An effective workplace safety program will include certain common elements. The level of detail and complexity with which a program addresses each element varies from employer to employer, but all programs should include these five common elements:
1. Commitment from management and employee involvement
The most effective workplace safety programs start with an authentic commitment from management that makes safety a strategic imperative across the organization. Effective, comprehensive safety programs start with a management culture that keeps everyone accountable. Without leadership involvement and a commitment from the top, none of it works. And employee involvement provides the means through which workers develop and express their own commitment to safety and health protection for themselves and their fellow workers.
2. Worksite inspection and analysis
A variety of worksite examinations are vital to the program’s success. The purpose of these analyses is to identify not only existing hazards but also conditions and operations where changes might occur that would create hazards. Effective management actively analyzes the work and worksite to anticipate and prevent harmful occurrences and encourages employees to point out hazardous situations as they occur.

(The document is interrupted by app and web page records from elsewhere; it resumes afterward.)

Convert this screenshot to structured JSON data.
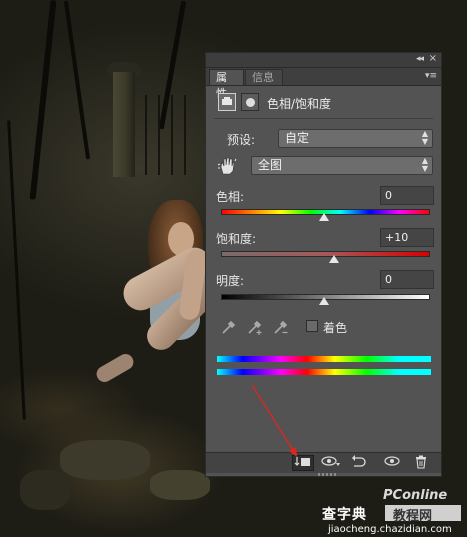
{
  "panel": {
    "tabs": [
      {
        "label": "属性",
        "active": true
      },
      {
        "label": "信息",
        "active": false
      }
    ],
    "header": {
      "title": "色相/饱和度",
      "icons": [
        "adjustment-layer-icon",
        "mask-icon"
      ]
    },
    "preset": {
      "label": "预设:",
      "value": "自定"
    },
    "channel": {
      "value": "全图",
      "icon": "hand-target-icon"
    },
    "hue": {
      "label": "色相:",
      "value": "0",
      "slider_fraction": 0.5
    },
    "saturation": {
      "label": "饱和度:",
      "value": "+10",
      "slider_fraction": 0.55
    },
    "lightness": {
      "label": "明度:",
      "value": "0",
      "slider_fraction": 0.5
    },
    "eyedroppers": [
      "eyedropper-icon",
      "eyedropper-plus-icon",
      "eyedropper-minus-icon"
    ],
    "colorize": {
      "label": "着色",
      "checked": false
    },
    "bottom_toolbar": [
      "clip-to-layer-icon",
      "view-previous-icon",
      "reset-icon",
      "visibility-icon",
      "trash-icon"
    ]
  },
  "annotation": {
    "arrow_color": "#e0261c"
  },
  "watermark": {
    "brand": "PConline",
    "site": "查字典",
    "tag": "教程网",
    "url": "jiaocheng.chazidian.com"
  }
}
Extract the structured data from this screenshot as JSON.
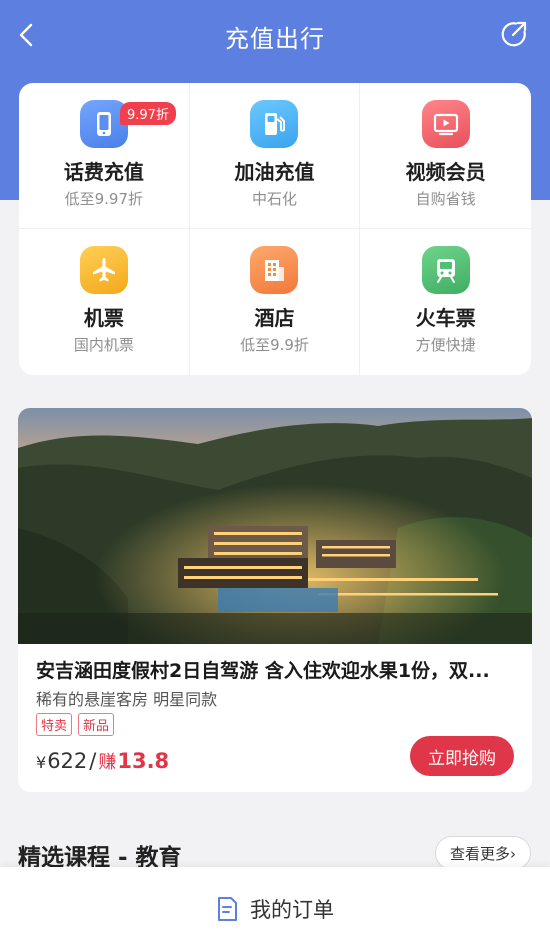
{
  "header": {
    "title": "充值出行",
    "back_icon": "chevron-left-icon",
    "share_icon": "share-icon",
    "color": "#5d7fe0"
  },
  "services": [
    {
      "name": "话费充值",
      "sub": "低至9.97折",
      "icon": "phone-icon",
      "color": "#5b8ef0",
      "badge": "9.97折"
    },
    {
      "name": "加油充值",
      "sub": "中石化",
      "icon": "fuel-pump-icon",
      "color": "#4bb1f5"
    },
    {
      "name": "视频会员",
      "sub": "自购省钱",
      "icon": "video-play-icon",
      "color": "#f0636b"
    },
    {
      "name": "机票",
      "sub": "国内机票",
      "icon": "airplane-icon",
      "color": "#f7b52c"
    },
    {
      "name": "酒店",
      "sub": "低至9.9折",
      "icon": "building-icon",
      "color": "#f88a47"
    },
    {
      "name": "火车票",
      "sub": "方便快捷",
      "icon": "train-icon",
      "color": "#4fc073"
    }
  ],
  "product": {
    "title": "安吉涵田度假村2日自驾游 含入住欢迎水果1份，双...",
    "desc": "稀有的悬崖客房 明星同款",
    "tags": [
      "特卖",
      "新品"
    ],
    "price_symbol": "¥",
    "price": "622",
    "separator": "/",
    "earn_label": "赚",
    "earn_value": "13.8",
    "buy_label": "立即抢购",
    "accent": "#e0364a"
  },
  "section": {
    "title": "精选课程 - 教育",
    "more_label": "查看更多›"
  },
  "bottom": {
    "label": "我的订单",
    "icon": "order-list-icon"
  }
}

3. Hazard prevention and control
Once hazards or potential hazards have been identified as part of the worksite analysis, the company must consider prevention and control measures. Where feasible, hazards should be eliminated by effective design of the job site or job. Where it is not feasible to eliminate hazards they must be controlled to prevent unsafe and unhealthy exposures. Elimination or control should be accomplished promptly after a hazard or potential hazard is recognized.
4. Safety and health training
The safety and health responsibilities of all personnel are addressed through training. Safety and health training is most often effective when incorporated into other training about performance requirements and job practices. This prevents safety and health responsibilities from being viewed as separate, less-important requirements.
5. Long-term commitment
For a safety and health program to be effective, the employer must make a long-term commitment and employees must understand that unsafe acts are unacceptable. Management must use a series of progressive actions that reflects the company’s continuing concern. These actions might begin with verbal warnings and culminate in termination of the employee for continuous failure to comply with company safety rules. Management must make it clear that safety is taken seriously and policies will be backed up with action. Otherwise, the program is just another piece of paper.
Heading into 2012, mixed signs of recovery continue to emerge and many small business owners remain uncertain about how various new legislative policies will affect them. Regardless of the rate of economic recovery or pending legislative policy, small businesses should focus their energy on the variables they can control. Taking a smart, informed approach to workers’ compensation insurance not only will protect valued employees and minimize risk for the long term, it also protects small businesses from taking on new costs in a time of economic uncertainty.
Woody Hill is vice president of loss control at Employers, a Reno-based company that offers workers’ compensation insurance and services through Employers Insurance Company of Nevada, Employers Compensation Insurance Company, Employers Preferred Insurance Company and Employers Assurance Company. Contact him at email@example.com or http://www.employers.com.
Heather Ashbridge, who started with Nevada State Development Corporation in 2008, previously served in several roles with the organization, including assistant vice president and loan officer. She is based in NSDC’s Reno office.